Day 30, Catherine, Called Birdy by Karen Cushman
In 1290 in England, a young lady of a good family had one purpose: to marry well. “Well” meant finding a suitor whose name, means, and property were advantageous to the young lady’s family; compatibility or love were secondary concerns, if they were concerns at all. An arranged marriage is fate of the spirited and inquisitive Catherine, the only daughter of a minor nobleman, who is nicknamed Birdy because she collects and cages birds. At fourteen, Catherine is being prepared for betrothal by her father, a rough and loud country knight whose choices of mates horrify his willful daughter. His final choice is the most horrible of all: an old, crude, unschooled man Catherine calls Shaggy Beard. The thought of marrying this beast is repellent to Birdy and she steadfastly refuses, to the frustration of her father and amusement of her annoying older brother. She dreams of someone younger, a man who is pleasing and clean—and can read. Birdy, though alive centuries ago, wants what every woman wants in a compatible mate.

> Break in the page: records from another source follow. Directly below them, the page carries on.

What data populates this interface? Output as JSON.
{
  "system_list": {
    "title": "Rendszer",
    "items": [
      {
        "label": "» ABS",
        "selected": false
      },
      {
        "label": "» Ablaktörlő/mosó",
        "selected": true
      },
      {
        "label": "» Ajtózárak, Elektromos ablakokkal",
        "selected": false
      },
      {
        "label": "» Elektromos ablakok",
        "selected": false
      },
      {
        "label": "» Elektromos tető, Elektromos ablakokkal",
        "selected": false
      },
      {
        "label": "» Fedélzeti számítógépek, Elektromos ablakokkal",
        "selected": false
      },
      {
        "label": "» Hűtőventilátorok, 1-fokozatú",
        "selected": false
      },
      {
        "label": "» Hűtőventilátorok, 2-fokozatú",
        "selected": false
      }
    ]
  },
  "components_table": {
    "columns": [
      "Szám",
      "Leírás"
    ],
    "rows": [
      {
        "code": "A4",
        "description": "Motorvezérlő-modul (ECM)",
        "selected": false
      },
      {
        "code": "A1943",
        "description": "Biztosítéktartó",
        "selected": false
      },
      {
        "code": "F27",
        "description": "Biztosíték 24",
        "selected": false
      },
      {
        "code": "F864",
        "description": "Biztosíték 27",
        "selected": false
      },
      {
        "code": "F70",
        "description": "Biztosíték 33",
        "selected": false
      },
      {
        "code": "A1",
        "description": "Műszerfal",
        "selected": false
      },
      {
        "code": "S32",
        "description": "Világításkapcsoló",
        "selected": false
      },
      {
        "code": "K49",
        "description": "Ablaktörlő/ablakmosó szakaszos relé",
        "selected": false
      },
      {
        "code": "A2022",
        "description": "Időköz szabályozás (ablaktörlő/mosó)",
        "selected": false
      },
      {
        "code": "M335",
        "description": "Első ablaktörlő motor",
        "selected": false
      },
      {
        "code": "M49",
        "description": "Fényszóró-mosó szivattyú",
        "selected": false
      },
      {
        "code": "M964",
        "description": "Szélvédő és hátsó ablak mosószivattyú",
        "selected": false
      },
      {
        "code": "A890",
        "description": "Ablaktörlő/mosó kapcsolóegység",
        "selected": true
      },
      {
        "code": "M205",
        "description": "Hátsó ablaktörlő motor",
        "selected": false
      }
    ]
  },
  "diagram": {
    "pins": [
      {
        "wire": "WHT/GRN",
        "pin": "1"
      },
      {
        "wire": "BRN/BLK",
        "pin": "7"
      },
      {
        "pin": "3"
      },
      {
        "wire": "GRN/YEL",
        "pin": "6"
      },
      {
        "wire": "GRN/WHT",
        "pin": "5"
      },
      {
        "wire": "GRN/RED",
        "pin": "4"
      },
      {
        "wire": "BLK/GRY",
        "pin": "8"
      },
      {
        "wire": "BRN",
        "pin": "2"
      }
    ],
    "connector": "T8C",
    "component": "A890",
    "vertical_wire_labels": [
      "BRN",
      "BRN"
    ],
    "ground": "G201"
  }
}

The pending banns hang over Catherine’s daily existence. Her domestic education is managed by her loving but conventional mother, now pregnant herself, but Catherine finds the tasks of managing a household achingly dull. Over the year of the book, she shares adventures as well as the mundane–the arrival of a performing troupe and the rescue of a bear; her mother’s prolonged labor and near death; the daily ritual of killing fleas. She gets some spiritual relief with the arrival of George, her favorite uncle, returned home from the Crusades. George is her ideal, but George is poor and hence limited in his choices. He loves Catherine’s childhood friend, but makes a beneficial match of his own to a wealthy but peculiar older woman. Though George’s new wife is sweet despite her strange behavior, the idealistic Catherine is confused. Are all marriages disappointments?
Why is Catherine, Called Birdy a good read for women? The book, awarded the Newbery Medal for excellence in writing for children, is presented in the epistolary style, so Catherine’s diary entries come from her pen to the reader’s heart. In modern terms, it could be said that Karen Cushman’s young heroine is seeking agency—the capacity a human being has for making choices. Agency was not awarded to the young daughters of minor English noblemen in the Middle Ages, and so Catherine’s wish for independence is dependent on the men who control her. The idea that this intelligent girl, so observant and eager to learn about the world, would be doomed to marry an old man with dreadful manners, little compassion, and no need for learning, is a chilling prospect. Catherine is smart enough to find a possible way out, but that requires luck–and help from unexpected sources.